Blockchain technology has yet to live up to the hype, according to Mastercard CEO Ajaypal Banga.
Speaking this week at the FinTech Ideas Festival, he told CNBC that Mastercard had reservations, even though it possesses the third most patents in this space.
“I think blockchain could be interesting, but the business model is not proven,” Banga said. “A lot of this has to improve and change over time.”
Mastercard is, however, “deeply invested” in a few ideas, including the potential to improve supply chains and problems with counterfeit goods. “There are interesting possibilities with blockchain and to ignore that would be a bad idea,” he commented. “We’re just saying we don’t know the business model yet.”
Among the many patents filed by Mastercard is an offering that would make transactions over the blockchain completely anonymous, from the point of origin to the amount being transacted.
The system would work by using an “intermediate” address when a transaction takes place using a public key. While the transaction data is stored, a new transaction and digital signature will be created using a private key.
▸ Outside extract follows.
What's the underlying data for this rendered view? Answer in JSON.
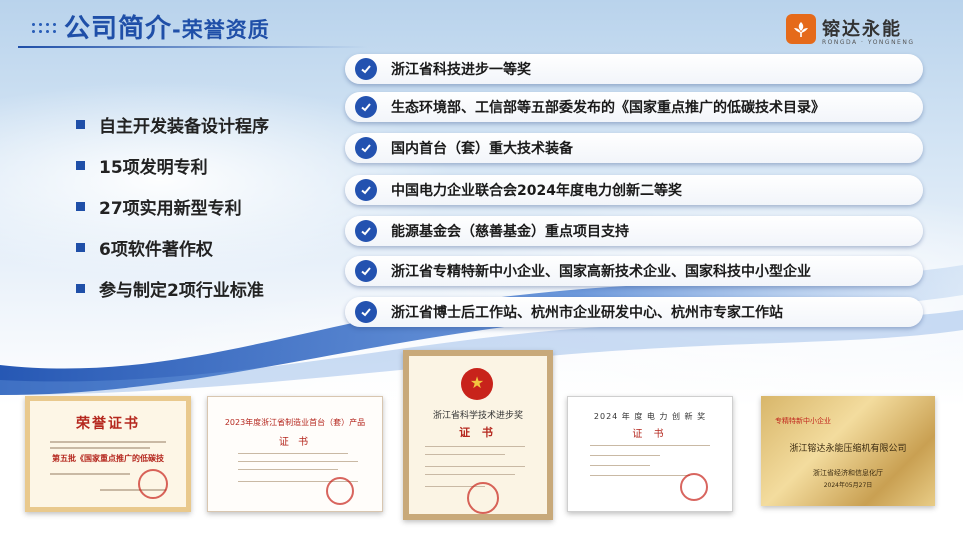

The transaction data containing the destination address and payment amount would then be sent on.
The filing states that: “The method would result in showing the user transferring funds to and receiving funds from only a small number of addresses that are also involved in a significantly large volume of transactions with various other users, thereby rendering the data innocuous.”
The amount will also be hidden by using multiple transfers through multiple addresses. The filing goes on to speak positively of cryptocurrencies and the blockchain ecosystem in general, stating that users are “flocking to various digital currencies,” as they prefer “the anonymity that blockchain transactions can provide.”
Mastercard added: “Specifically, it is often extremely difficult to identify the user behind a blockchain address, meaning that an individual can transfer or receive funds utilising a blockchain while keeping a high level of anonymity.”
However, blockchains can in fact be traceable through forensic analysis, with the application stating that “transactions can be traced due to the nature of the blockchain as an immutable ledger.”
The patent continued: “For instance, such data may, as it is accumulated and analysed, eventually reveal the user behind a wallet or at least provide information about them … However, the existing communications and attribution structure of blockchain technology such as Bitcoin require identification of where the transactions are emanating and terminating, in order to maintain the ledger.
“Thus, there is a need for a technical solution to increase the anonymisation of a wallet and the user associated therewith in a blockchain.”